A browning east-THE HINDU-28-02-2020
The Eastern Ghats are spread across 75,000 sq. km. from Odisha to southern Tamil Nadu.The region receives an annual average rainfall of 1,200 mm to 1,500 mm. The discontinuous mountain range is mainly composed of deciduous forests.The Eastern Ghats play an important role in:
If the Western Ghats are the crown jewels of India’s natural heritage, the Eastern Ghats spread across some 75,000 sq. In these mountains exist a reservoir of about 3,000 flowering plant species, nearly 100 of them endemic, occurring in the dry deciduous, moist deciduous and semi-evergreen landscapes. Many animals, including tigers and elephants, and some 400 bird species are found in these discontinuous forests that receive an annual average rainfall of 1,200 mm to 1,500 mm. Crucially, many parts, primarily in Odisha, Andhra Pradesh and Tamil Nadu, provide forest produce and ecosystem services to millions.

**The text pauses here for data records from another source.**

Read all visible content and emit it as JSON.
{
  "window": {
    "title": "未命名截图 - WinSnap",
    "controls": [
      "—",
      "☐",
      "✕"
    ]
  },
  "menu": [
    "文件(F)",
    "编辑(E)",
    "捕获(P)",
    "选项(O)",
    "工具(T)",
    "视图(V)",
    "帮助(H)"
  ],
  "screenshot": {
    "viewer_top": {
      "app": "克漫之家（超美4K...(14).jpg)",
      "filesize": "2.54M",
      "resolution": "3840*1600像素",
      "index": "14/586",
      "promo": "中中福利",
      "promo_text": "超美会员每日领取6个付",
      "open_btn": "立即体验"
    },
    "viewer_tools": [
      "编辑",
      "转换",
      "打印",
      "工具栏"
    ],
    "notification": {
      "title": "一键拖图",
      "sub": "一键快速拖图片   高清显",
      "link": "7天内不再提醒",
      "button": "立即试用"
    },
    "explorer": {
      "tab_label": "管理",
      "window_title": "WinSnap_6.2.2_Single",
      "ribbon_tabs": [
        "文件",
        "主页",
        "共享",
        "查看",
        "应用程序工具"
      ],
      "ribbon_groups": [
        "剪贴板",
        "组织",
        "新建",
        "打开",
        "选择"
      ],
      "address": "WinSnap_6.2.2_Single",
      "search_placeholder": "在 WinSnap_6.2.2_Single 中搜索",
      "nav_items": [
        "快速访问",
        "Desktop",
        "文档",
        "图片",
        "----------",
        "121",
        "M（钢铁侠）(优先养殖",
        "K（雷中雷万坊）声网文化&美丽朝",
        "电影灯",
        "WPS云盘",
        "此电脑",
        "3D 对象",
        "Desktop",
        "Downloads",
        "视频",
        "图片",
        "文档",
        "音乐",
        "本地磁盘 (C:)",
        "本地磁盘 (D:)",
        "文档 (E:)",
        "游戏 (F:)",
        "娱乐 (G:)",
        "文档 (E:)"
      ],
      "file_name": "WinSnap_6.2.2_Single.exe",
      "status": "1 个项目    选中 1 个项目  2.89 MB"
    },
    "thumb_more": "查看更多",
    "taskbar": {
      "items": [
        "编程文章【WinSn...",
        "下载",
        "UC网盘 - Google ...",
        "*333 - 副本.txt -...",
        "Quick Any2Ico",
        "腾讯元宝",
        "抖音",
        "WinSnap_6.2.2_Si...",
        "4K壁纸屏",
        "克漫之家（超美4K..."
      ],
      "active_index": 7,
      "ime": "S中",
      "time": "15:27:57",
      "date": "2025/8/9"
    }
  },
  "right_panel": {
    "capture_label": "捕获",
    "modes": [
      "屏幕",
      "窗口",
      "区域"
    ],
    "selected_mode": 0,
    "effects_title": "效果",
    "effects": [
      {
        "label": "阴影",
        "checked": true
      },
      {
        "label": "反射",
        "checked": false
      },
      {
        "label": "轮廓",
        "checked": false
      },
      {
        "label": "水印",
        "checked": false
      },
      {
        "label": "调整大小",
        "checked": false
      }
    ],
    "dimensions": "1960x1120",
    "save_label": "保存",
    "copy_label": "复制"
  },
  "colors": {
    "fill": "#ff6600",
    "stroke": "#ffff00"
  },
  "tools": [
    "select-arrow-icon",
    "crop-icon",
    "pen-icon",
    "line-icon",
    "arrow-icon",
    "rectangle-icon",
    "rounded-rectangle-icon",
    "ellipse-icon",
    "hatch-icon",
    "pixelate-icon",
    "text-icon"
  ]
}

Given the key functions that the lands perform, in modulating climate, fostering biodiversity and providing sustenance, new research findings arguing that the Ghats face a serious threat from climate change, and temperature variations are a cause for worry. Existing data point to the impoverishment of areas experiencing rainfall reduction in the driest quarter of the year and a rise in seasonal temperature, through reduced plant species diversity and a dominant role for herbs over trees. India is committed, under the Paris Agreement on Climate Change, to create an additional carbon sink of 2. 5 to 3 billion tonnes through enhanced forest and tree cover.
Yet, forest protection policies have often failed dismally. By some estimates, the Ghats have shrunk by 16% over the past century, and just one region, Papikonda National Park, lost about 650 sq.